Last week, the House of Representatives quickly found financial cover for a number of unplanned expenses: the bank tax is going up. Chief economist Thijs Knaap of APG understands the sentiment against the banks, but warned yesterday in the investor panel on BNR Nieuwsradio about the consequences.
“If you tax something extra, it often means that people will do it less”, explains Knaap. “The bank tax is specifically levied on risky credit, such as the financing of young companies. But these young companies are really important for a country like the Netherlands.” According to Knaap, there is mainly confusion about another new source of income to be tapped, a tax on the purchase of shares. Fellow panel member Martine Hafkamp (owner and general manager of Fintessa Vermogensbeheer) stated in the BNR broadcast that the US introduced a similar tax last year, with a rate of 1 percent. “That makes the proposed Dutch rate of 15 percent look very high”, says Knaap. He warns that companies are also already dealing with higher wages, rising financing costs and the rising costs of energy. “You can give them this way a little push in the wrong direction.”

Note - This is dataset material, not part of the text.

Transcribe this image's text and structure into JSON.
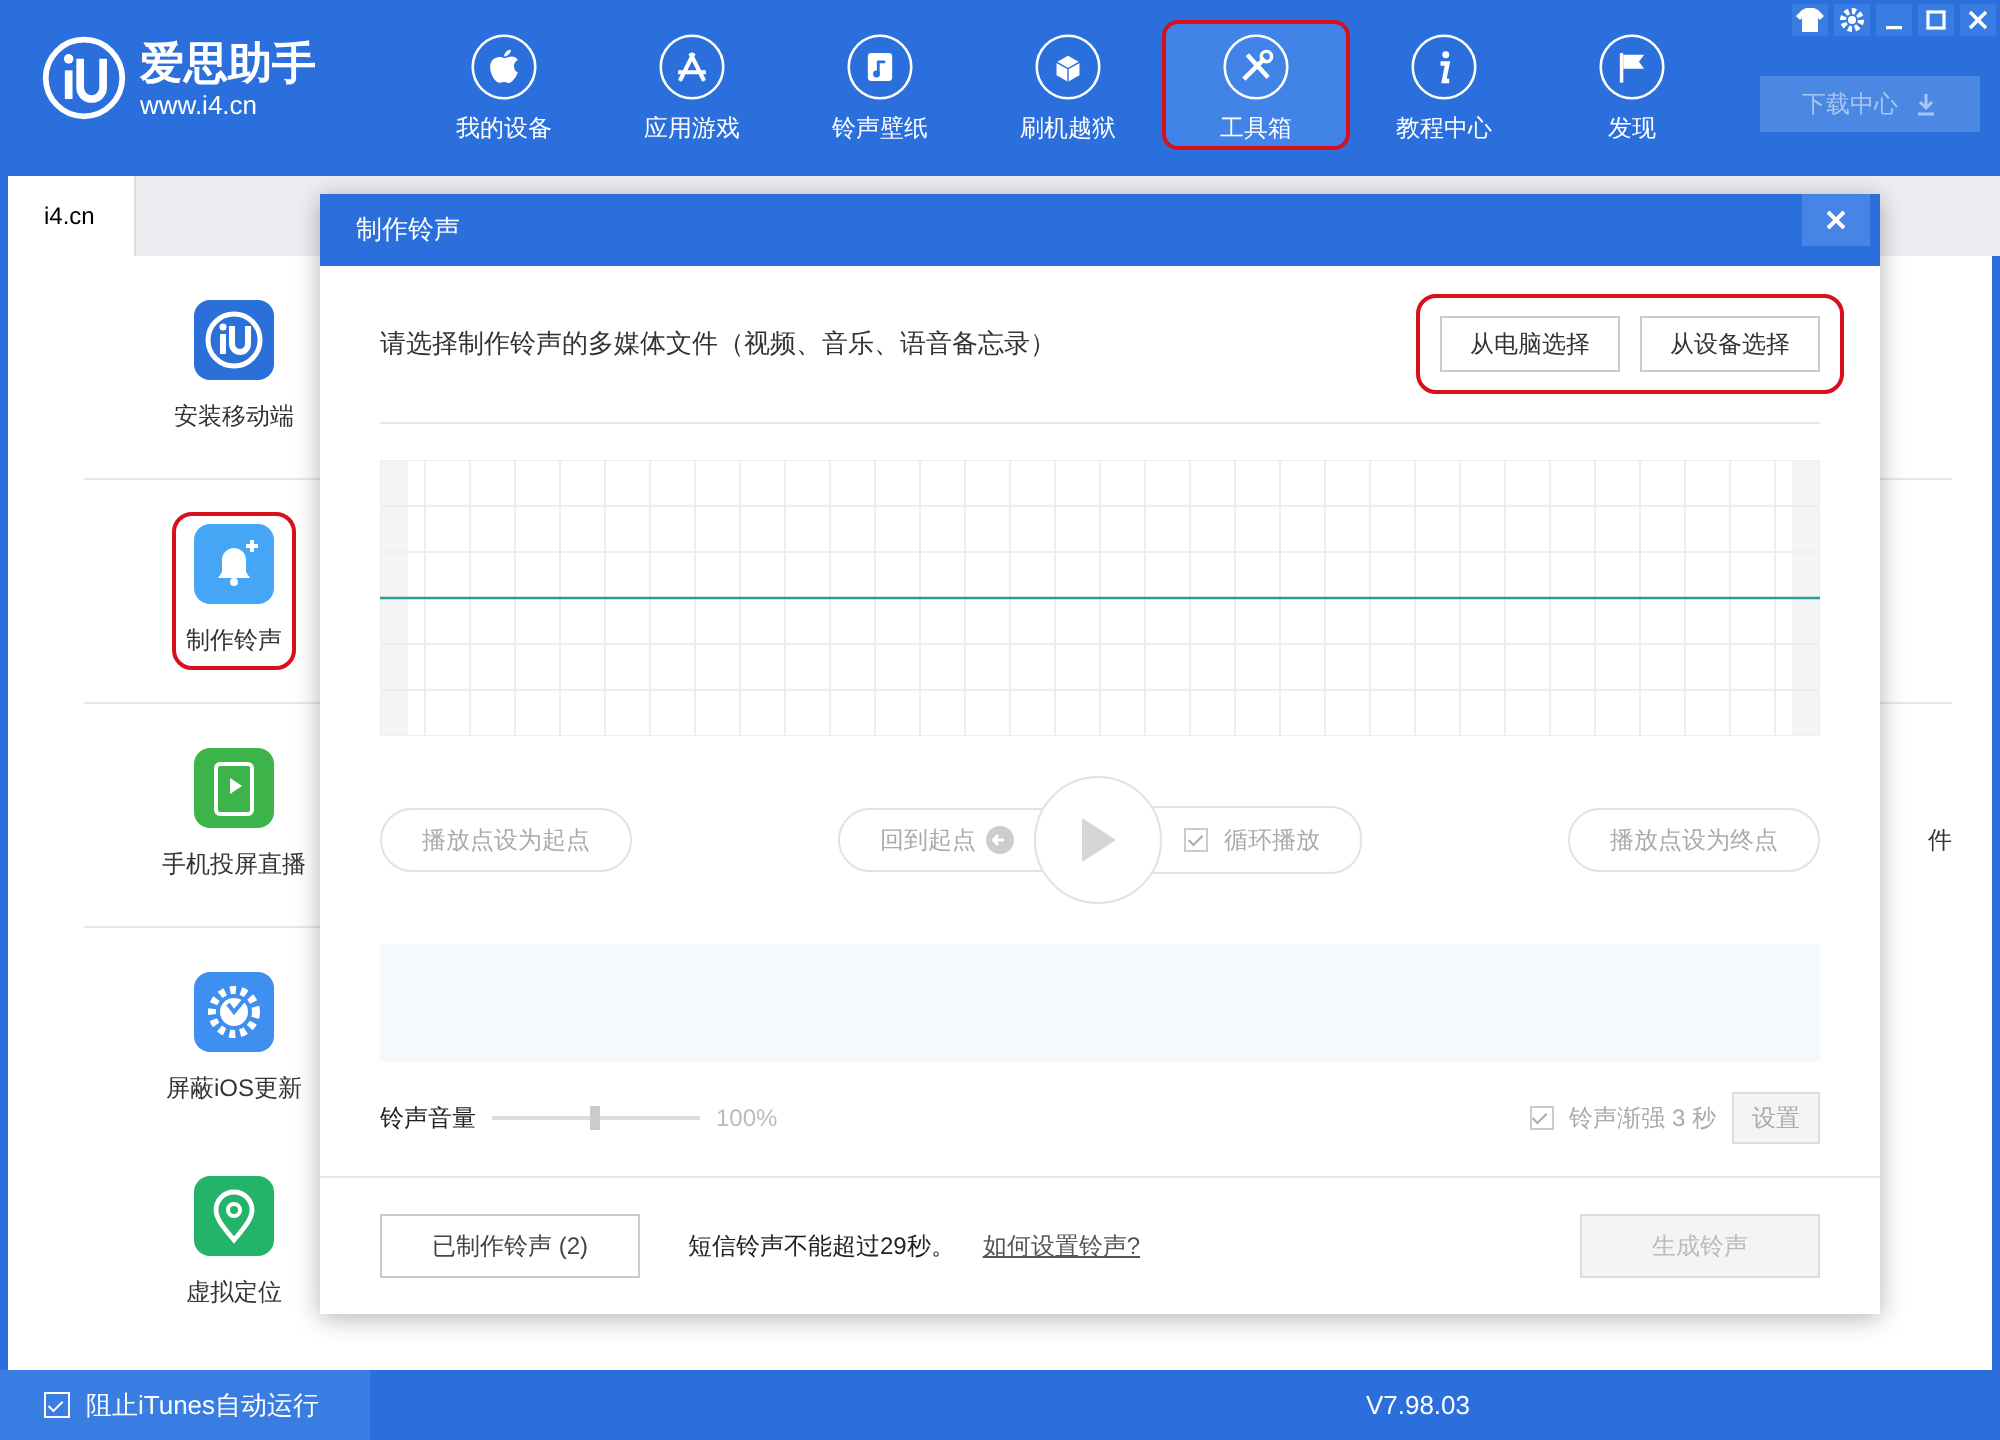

Thijs Knaap also discussed rising interest rates, health insurance premiums and Aegon's seat move to Bermuda during the investor panel on BNR Nieuwsradio. Listen to the broadcast here.